> Your task:
Make an exact copy of all the entries shown below.

↓

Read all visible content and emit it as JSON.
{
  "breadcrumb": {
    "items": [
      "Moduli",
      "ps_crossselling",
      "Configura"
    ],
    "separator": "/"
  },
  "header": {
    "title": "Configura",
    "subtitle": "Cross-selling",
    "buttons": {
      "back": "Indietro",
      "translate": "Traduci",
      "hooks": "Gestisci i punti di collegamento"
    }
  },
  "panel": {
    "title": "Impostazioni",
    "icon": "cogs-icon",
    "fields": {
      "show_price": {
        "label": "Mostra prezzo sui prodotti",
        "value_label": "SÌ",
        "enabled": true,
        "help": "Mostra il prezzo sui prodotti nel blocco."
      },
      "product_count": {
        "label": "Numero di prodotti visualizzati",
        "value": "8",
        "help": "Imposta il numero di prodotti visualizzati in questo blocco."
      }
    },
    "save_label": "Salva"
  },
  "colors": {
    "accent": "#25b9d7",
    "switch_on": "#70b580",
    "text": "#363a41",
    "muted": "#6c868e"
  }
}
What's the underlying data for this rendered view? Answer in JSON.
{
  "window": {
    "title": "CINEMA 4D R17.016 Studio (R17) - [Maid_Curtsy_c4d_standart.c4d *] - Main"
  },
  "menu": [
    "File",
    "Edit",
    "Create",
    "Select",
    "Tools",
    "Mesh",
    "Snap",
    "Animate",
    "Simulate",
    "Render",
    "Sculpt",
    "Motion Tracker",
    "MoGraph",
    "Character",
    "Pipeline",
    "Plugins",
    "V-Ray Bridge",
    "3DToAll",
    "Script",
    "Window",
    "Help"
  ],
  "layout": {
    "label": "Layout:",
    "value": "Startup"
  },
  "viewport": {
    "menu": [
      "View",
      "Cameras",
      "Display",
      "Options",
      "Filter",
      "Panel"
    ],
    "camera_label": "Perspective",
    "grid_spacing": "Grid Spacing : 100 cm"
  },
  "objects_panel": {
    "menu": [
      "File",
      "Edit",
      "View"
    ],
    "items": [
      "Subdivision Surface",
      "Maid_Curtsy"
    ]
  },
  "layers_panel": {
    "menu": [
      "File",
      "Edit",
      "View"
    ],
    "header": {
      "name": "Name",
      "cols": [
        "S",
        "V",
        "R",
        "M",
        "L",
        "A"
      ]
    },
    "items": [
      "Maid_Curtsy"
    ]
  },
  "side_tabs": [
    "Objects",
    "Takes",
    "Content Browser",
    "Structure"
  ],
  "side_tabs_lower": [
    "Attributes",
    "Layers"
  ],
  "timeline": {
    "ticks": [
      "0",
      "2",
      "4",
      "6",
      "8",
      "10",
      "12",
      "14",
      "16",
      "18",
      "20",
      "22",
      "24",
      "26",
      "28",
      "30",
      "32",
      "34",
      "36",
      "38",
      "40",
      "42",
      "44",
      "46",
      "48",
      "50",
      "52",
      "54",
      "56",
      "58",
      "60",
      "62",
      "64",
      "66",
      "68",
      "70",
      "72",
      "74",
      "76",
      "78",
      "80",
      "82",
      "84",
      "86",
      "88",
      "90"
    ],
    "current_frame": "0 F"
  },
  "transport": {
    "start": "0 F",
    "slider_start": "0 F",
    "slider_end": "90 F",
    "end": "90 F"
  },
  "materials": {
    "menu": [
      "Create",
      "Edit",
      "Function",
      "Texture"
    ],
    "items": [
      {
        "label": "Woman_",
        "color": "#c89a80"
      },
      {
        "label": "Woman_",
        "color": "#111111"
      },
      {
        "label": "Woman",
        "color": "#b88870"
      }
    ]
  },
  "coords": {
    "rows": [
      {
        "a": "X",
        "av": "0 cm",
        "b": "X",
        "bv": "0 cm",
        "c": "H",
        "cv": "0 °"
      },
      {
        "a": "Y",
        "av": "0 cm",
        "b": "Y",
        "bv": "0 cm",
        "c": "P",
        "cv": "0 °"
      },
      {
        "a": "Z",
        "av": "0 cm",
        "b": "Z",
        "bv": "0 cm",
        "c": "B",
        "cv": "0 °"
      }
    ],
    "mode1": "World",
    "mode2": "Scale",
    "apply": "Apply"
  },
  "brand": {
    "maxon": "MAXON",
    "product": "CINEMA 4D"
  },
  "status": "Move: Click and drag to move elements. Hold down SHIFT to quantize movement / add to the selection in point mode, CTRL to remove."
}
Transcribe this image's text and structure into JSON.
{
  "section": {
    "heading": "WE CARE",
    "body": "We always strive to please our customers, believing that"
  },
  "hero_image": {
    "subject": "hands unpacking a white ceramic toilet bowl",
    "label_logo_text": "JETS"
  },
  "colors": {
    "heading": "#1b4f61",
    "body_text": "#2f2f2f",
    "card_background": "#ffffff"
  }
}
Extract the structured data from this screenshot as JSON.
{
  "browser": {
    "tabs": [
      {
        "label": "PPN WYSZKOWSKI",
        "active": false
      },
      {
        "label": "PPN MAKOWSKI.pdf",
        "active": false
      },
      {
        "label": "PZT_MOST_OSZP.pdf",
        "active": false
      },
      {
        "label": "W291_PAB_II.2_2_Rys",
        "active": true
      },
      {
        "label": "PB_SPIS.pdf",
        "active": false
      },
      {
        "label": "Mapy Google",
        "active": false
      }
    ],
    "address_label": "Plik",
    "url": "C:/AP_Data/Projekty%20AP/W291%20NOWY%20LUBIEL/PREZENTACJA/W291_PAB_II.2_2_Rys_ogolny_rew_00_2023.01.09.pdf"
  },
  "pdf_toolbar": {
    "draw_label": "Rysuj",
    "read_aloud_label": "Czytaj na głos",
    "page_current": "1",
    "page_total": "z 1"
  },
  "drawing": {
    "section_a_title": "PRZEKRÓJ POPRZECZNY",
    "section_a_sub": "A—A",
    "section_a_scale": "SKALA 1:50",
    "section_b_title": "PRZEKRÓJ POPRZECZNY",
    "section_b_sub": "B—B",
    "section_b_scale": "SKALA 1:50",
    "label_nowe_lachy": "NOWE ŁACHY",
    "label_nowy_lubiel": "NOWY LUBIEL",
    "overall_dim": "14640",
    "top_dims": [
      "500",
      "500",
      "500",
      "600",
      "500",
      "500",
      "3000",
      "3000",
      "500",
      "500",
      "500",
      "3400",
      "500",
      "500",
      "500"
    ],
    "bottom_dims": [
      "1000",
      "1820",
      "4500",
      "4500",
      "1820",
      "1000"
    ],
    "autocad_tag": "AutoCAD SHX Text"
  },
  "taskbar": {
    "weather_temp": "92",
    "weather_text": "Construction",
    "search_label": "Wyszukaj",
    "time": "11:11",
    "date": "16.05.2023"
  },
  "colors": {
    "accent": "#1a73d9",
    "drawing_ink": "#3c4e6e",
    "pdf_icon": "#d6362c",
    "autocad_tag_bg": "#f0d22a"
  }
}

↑

> Solution for this exercise:
Read all visible content and emit it as JSON.
{
  "breadcrumb": {
    "items": [
      "Moduli",
      "ps_crossselling",
      "Configura"
    ],
    "separator": "/"
  },
  "header": {
    "title": "Configura",
    "subtitle": "Cross-selling",
    "buttons": {
      "back": "Indietro",
      "translate": "Traduci",
      "hooks": "Gestisci i punti di collegamento"
    }
  },
  "panel": {
    "title": "Impostazioni",
    "icon": "cogs-icon",
    "fields": {
      "show_price": {
        "label": "Mostra prezzo sui prodotti",
        "value_label": "SÌ",
        "enabled": true,
        "help": "Mostra il prezzo sui prodotti nel blocco."
      },
      "product_count": {
        "label": "Numero di prodotti visualizzati",
        "value": "8",
        "help": "Imposta il numero di prodotti visualizzati in questo blocco."
      }
    },
    "save_label": "Salva"
  },
  "colors": {
    "accent": "#25b9d7",
    "switch_on": "#70b580",
    "text": "#363a41",
    "muted": "#6c868e"
  }
}
What's the underlying data for this rendered view? Answer in JSON.
{
  "window": {
    "title": "CINEMA 4D R17.016 Studio (R17) - [Maid_Curtsy_c4d_standart.c4d *] - Main"
  },
  "menu": [
    "File",
    "Edit",
    "Create",
    "Select",
    "Tools",
    "Mesh",
    "Snap",
    "Animate",
    "Simulate",
    "Render",
    "Sculpt",
    "Motion Tracker",
    "MoGraph",
    "Character",
    "Pipeline",
    "Plugins",
    "V-Ray Bridge",
    "3DToAll",
    "Script",
    "Window",
    "Help"
  ],
  "layout": {
    "label": "Layout:",
    "value": "Startup"
  },
  "viewport": {
    "menu": [
      "View",
      "Cameras",
      "Display",
      "Options",
      "Filter",
      "Panel"
    ],
    "camera_label": "Perspective",
    "grid_spacing": "Grid Spacing : 100 cm"
  },
  "objects_panel": {
    "menu": [
      "File",
      "Edit",
      "View"
    ],
    "items": [
      "Subdivision Surface",
      "Maid_Curtsy"
    ]
  },
  "layers_panel": {
    "menu": [
      "File",
      "Edit",
      "View"
    ],
    "header": {
      "name": "Name",
      "cols": [
        "S",
        "V",
        "R",
        "M",
        "L",
        "A"
      ]
    },
    "items": [
      "Maid_Curtsy"
    ]
  },
  "side_tabs": [
    "Objects",
    "Takes",
    "Content Browser",
    "Structure"
  ],
  "side_tabs_lower": [
    "Attributes",
    "Layers"
  ],
  "timeline": {
    "ticks": [
      "0",
      "2",
      "4",
      "6",
      "8",
      "10",
      "12",
      "14",
      "16",
      "18",
      "20",
      "22",
      "24",
      "26",
      "28",
      "30",
      "32",
      "34",
      "36",
      "38",
      "40",
      "42",
      "44",
      "46",
      "48",
      "50",
      "52",
      "54",
      "56",
      "58",
      "60",
      "62",
      "64",
      "66",
      "68",
      "70",
      "72",
      "74",
      "76",
      "78",
      "80",
      "82",
      "84",
      "86",
      "88",
      "90"
    ],
    "current_frame": "0 F"
  },
  "transport": {
    "start": "0 F",
    "slider_start": "0 F",
    "slider_end": "90 F",
    "end": "90 F"
  },
  "materials": {
    "menu": [
      "Create",
      "Edit",
      "Function",
      "Texture"
    ],
    "items": [
      {
        "label": "Woman_",
        "color": "#c89a80"
      },
      {
        "label": "Woman_",
        "color": "#111111"
      },
      {
        "label": "Woman",
        "color": "#b88870"
      }
    ]
  },
  "coords": {
    "rows": [
      {
        "a": "X",
        "av": "0 cm",
        "b": "X",
        "bv": "0 cm",
        "c": "H",
        "cv": "0 °"
      },
      {
        "a": "Y",
        "av": "0 cm",
        "b": "Y",
        "bv": "0 cm",
        "c": "P",
        "cv": "0 °"
      },
      {
        "a": "Z",
        "av": "0 cm",
        "b": "Z",
        "bv": "0 cm",
        "c": "B",
        "cv": "0 °"
      }
    ],
    "mode1": "World",
    "mode2": "Scale",
    "apply": "Apply"
  },
  "brand": {
    "maxon": "MAXON",
    "product": "CINEMA 4D"
  },
  "status": "Move: Click and drag to move elements. Hold down SHIFT to quantize movement / add to the selection in point mode, CTRL to remove."
}
Transcribe this image's text and structure into JSON.
{
  "section": {
    "heading": "WE CARE",
    "body": "We always strive to please our customers, believing that"
  },
  "hero_image": {
    "subject": "hands unpacking a white ceramic toilet bowl",
    "label_logo_text": "JETS"
  },
  "colors": {
    "heading": "#1b4f61",
    "body_text": "#2f2f2f",
    "card_background": "#ffffff"
  }
}
Extract the structured data from this screenshot as JSON.
{
  "browser": {
    "tabs": [
      {
        "label": "PPN WYSZKOWSKI",
        "active": false
      },
      {
        "label": "PPN MAKOWSKI.pdf",
        "active": false
      },
      {
        "label": "PZT_MOST_OSZP.pdf",
        "active": false
      },
      {
        "label": "W291_PAB_II.2_2_Rys",
        "active": true
      },
      {
        "label": "PB_SPIS.pdf",
        "active": false
      },
      {
        "label": "Mapy Google",
        "active": false
      }
    ],
    "address_label": "Plik",
    "url": "C:/AP_Data/Projekty%20AP/W291%20NOWY%20LUBIEL/PREZENTACJA/W291_PAB_II.2_2_Rys_ogolny_rew_00_2023.01.09.pdf"
  },
  "pdf_toolbar": {
    "draw_label": "Rysuj",
    "read_aloud_label": "Czytaj na głos",
    "page_current": "1",
    "page_total": "z 1"
  },
  "drawing": {
    "section_a_title": "PRZEKRÓJ POPRZECZNY",
    "section_a_sub": "A—A",
    "section_a_scale": "SKALA 1:50",
    "section_b_title": "PRZEKRÓJ POPRZECZNY",
    "section_b_sub": "B—B",
    "section_b_scale": "SKALA 1:50",
    "label_nowe_lachy": "NOWE ŁACHY",
    "label_nowy_lubiel": "NOWY LUBIEL",
    "overall_dim": "14640",
    "top_dims": [
      "500",
      "500",
      "500",
      "600",
      "500",
      "500",
      "3000",
      "3000",
      "500",
      "500",
      "500",
      "3400",
      "500",
      "500",
      "500"
    ],
    "bottom_dims": [
      "1000",
      "1820",
      "4500",
      "4500",
      "1820",
      "1000"
    ],
    "autocad_tag": "AutoCAD SHX Text"
  },
  "taskbar": {
    "weather_temp": "92",
    "weather_text": "Construction",
    "search_label": "Wyszukaj",
    "time": "11:11",
    "date": "16.05.2023"
  },
  "colors": {
    "accent": "#1a73d9",
    "drawing_ink": "#3c4e6e",
    "pdf_icon": "#d6362c",
    "autocad_tag_bg": "#f0d22a"
  }
}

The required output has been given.